This is a fear I had to confront. It took some time for me to accept the notion that some form of governmental regulation is appropriate to reduce carbon emissions. I ultimately had to concede the point Sen. John Kerry made in his April 2007 climate debate with Newt Gingrich—that there’s no such thing as a free-market solution to the problem of climate change.
If only the conservative argument regarding climate change had been built around the notion of reducing carbon emissions while causing the least amount of disruption to the US economy, rather than being built around the notion that it’s some nefarious plot cooked up by George Soros and Carol Browner. Perhaps we’d get somewhere. One can’t help wondering if conservatives would have joined the fight if Reagan had encouraged them to.
Ronnie’s no longer around, but Stafford is, calling on the American right to recognize that conservation is conservative. Is this truth too inconvenient for today’s Republican Party? It won’t take long to find out.
Tucker isn’t the only conservative concerned about the disconnect between the GOP and climate science reality. Former G. W. Bush speechwriter David Frum is another —
for instance, publishing this piece by Jim Dipeso and David Jenkins…
Let’s talk about heat. As anyone living in Washington—or in about three-fourths of the nation for that matter—has surely noticed, this summer has been unusually hot. In fact, July’s heat was unrivaled in 140 years of Washington, D.C. weather record-keeping.

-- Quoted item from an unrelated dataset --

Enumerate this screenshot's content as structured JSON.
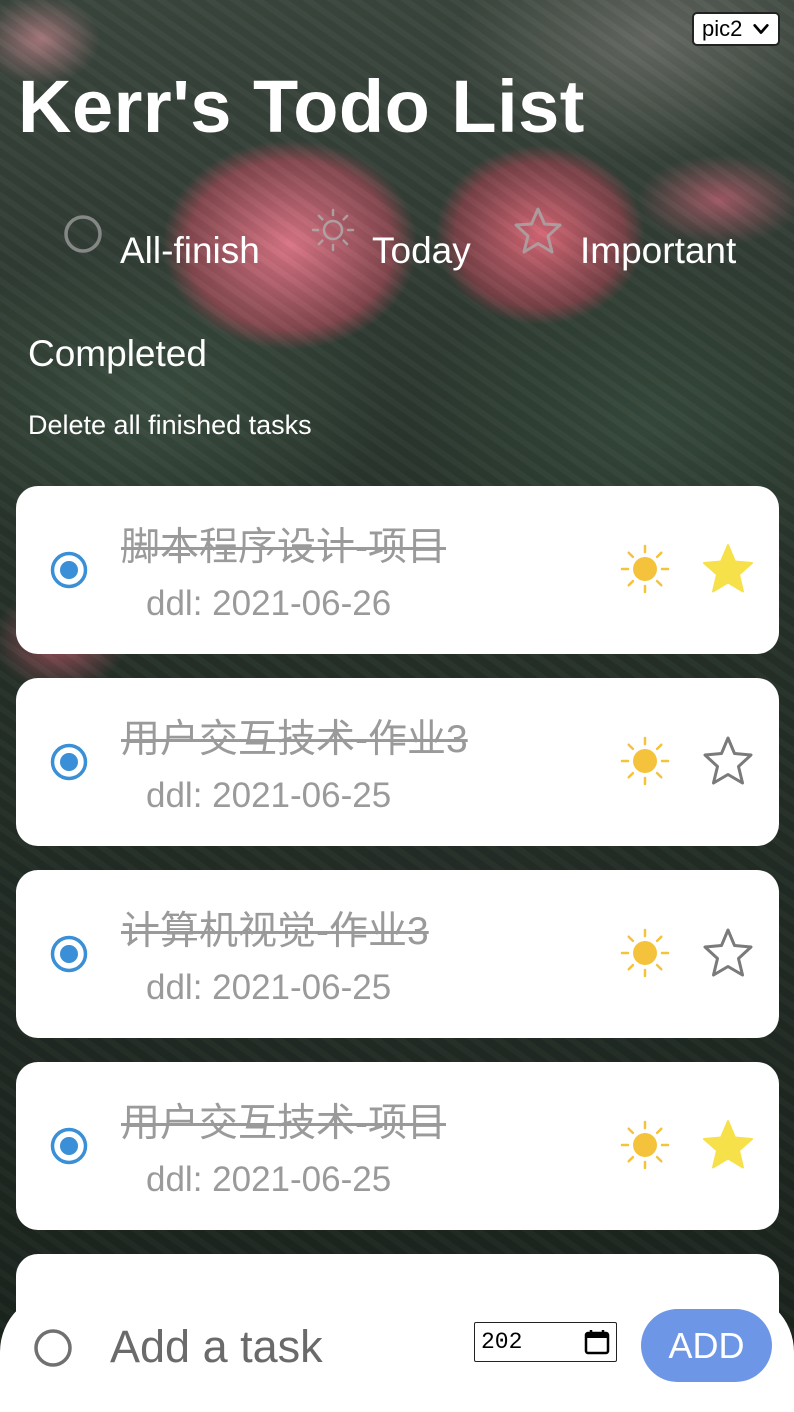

This year’s record heat across much of the country is not the only sign that something is amiss with our climate. This year, we have also experienced record-breaking droughts, flooding, and storms.
Now, what do temperature extremes have to do with political extremes?

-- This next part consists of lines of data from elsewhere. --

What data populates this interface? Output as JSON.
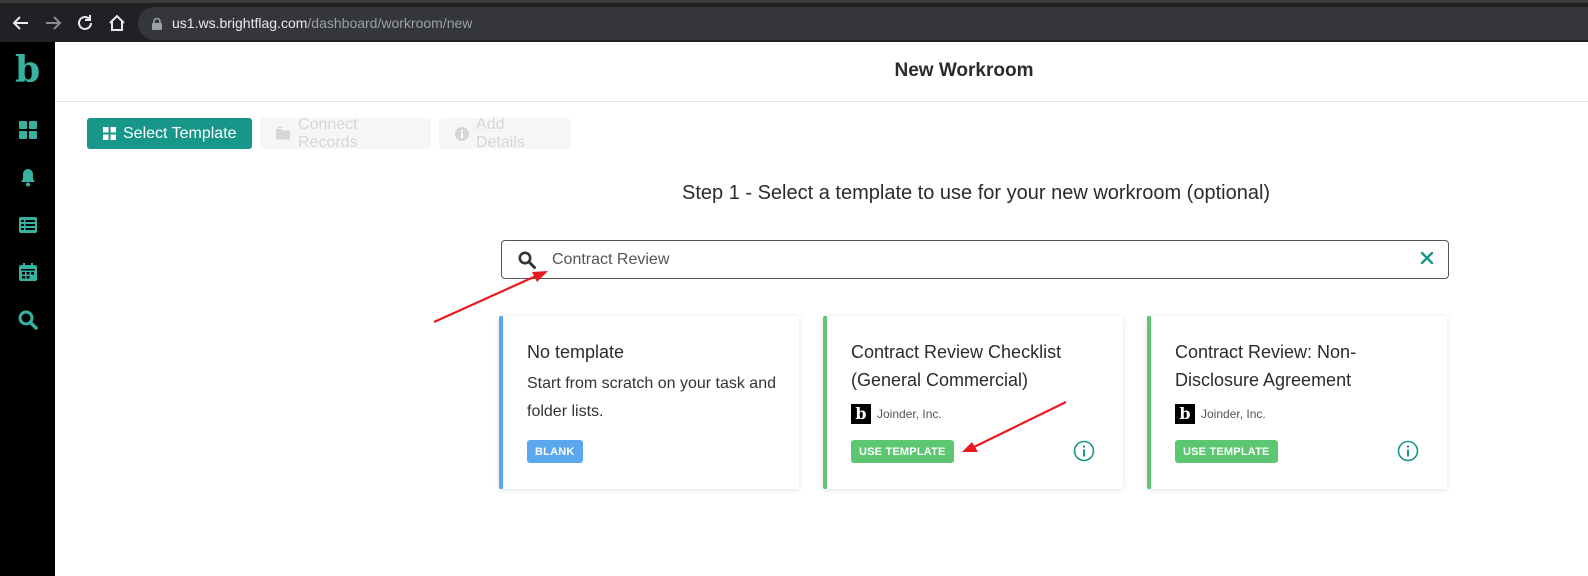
{
  "browser": {
    "url_domain": "us1.ws.brightflag.com",
    "url_path": "/dashboard/workroom/new"
  },
  "sidebar": {
    "logo": "b",
    "items": [
      {
        "icon": "dashboard-grid-icon"
      },
      {
        "icon": "bell-icon"
      },
      {
        "icon": "list-icon"
      },
      {
        "icon": "calendar-icon"
      },
      {
        "icon": "search-icon"
      }
    ]
  },
  "header": {
    "title": "New Workroom"
  },
  "steps": [
    {
      "label": "Select Template",
      "icon": "grid-icon",
      "active": true
    },
    {
      "label": "Connect Records",
      "icon": "folder-icon",
      "active": false
    },
    {
      "label": "Add Details",
      "icon": "info-icon",
      "active": false
    }
  ],
  "step_title": "Step 1 - Select a template to use for your new workroom (optional)",
  "search": {
    "value": "Contract Review"
  },
  "cards": [
    {
      "title": "No template",
      "description": "Start from scratch on your task and folder lists.",
      "badge": "BLANK"
    },
    {
      "title": "Contract Review Checklist (General Commercial)",
      "org": "Joinder, Inc.",
      "org_logo": "b",
      "badge": "USE TEMPLATE"
    },
    {
      "title": "Contract Review: Non-Disclosure Agreement",
      "org": "Joinder, Inc.",
      "org_logo": "b",
      "badge": "USE TEMPLATE"
    }
  ],
  "colors": {
    "accent": "#17968a",
    "blue": "#5aa7ee",
    "green": "#5cc770",
    "sidebar": "#000000",
    "annotation": "#e8191f"
  }
}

The politics of environmental stewardship, and climate stewardship in particular, is as polarized as it has ever been. The sober warnings of climate scientists are attacked and ridiculed by radicals who know a lot less about climate science than they think they do. As then-Congressman Bob Inglis quipped at a House hearing last year: “They slept at a Holiday Inn Express last night and they’re experts on climate change.”

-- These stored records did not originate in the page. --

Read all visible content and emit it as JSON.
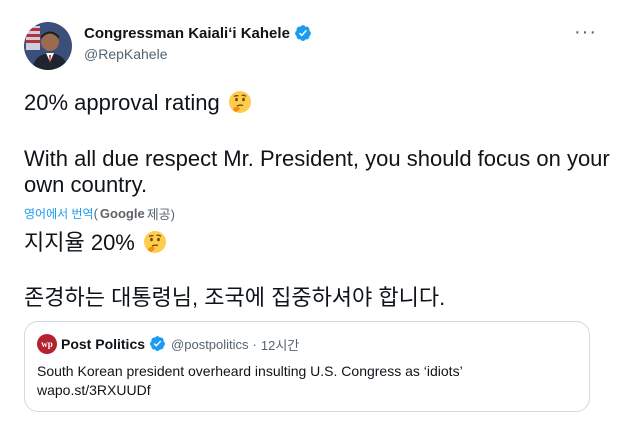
{
  "author": {
    "name": "Congressman Kaialiʻi Kahele",
    "handle": "@RepKahele",
    "verified": true
  },
  "more_label": "···",
  "tweet": {
    "line1": "20% approval rating",
    "line2": "With all due respect Mr. President, you should focus on your own country.",
    "emoji": "thinking-face"
  },
  "translation": {
    "label": "영어에서 번역",
    "open": "(",
    "provider": "Google",
    "suffix": "제공)",
    "line1": "지지율 20%",
    "line2": "존경하는 대통령님, 조국에 집중하셔야 합니다."
  },
  "quote": {
    "logo_text": "wp",
    "name": "Post Politics",
    "handle": "@postpolitics",
    "dot": "·",
    "time": "12시간",
    "text_line1": "South Korean president overheard insulting U.S. Congress as ‘idiots’",
    "text_line2": "wapo.st/3RXUUDf"
  },
  "colors": {
    "verified": "#1d9bf0",
    "link": "#1d9bf0",
    "secondary": "#536471",
    "border": "#cfd9de",
    "wp_logo": "#b3222f"
  }
}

In the 1980s, when some of these same radicals similarly pooh-poohed warnings from scientists about the link between depletion of our stratospheric ozone layer and certain industrial chemicals, we had a conservative president who chose prudence over radicalism and addressed the problem forthrightly.
In siding with the experts and pushing through the Montreal Protocol, Ronald Reagan was being a true conservative and a no-nonsense leader. He was wise enough to separate ill-informed opinion from reliable, science-based information. As he once said, “Facts are stubborn things.”
So, as you walk around stewing and sweating in this summer’s record heat, you might consider getting steamed up a bit at the radical pundits and politicians who are increasing the likelihood that you will be doing more of the same in future summers.
As further evidence of how far out of touch today’s right wing is on climate, you need only listen to the latest Limbaugh rant.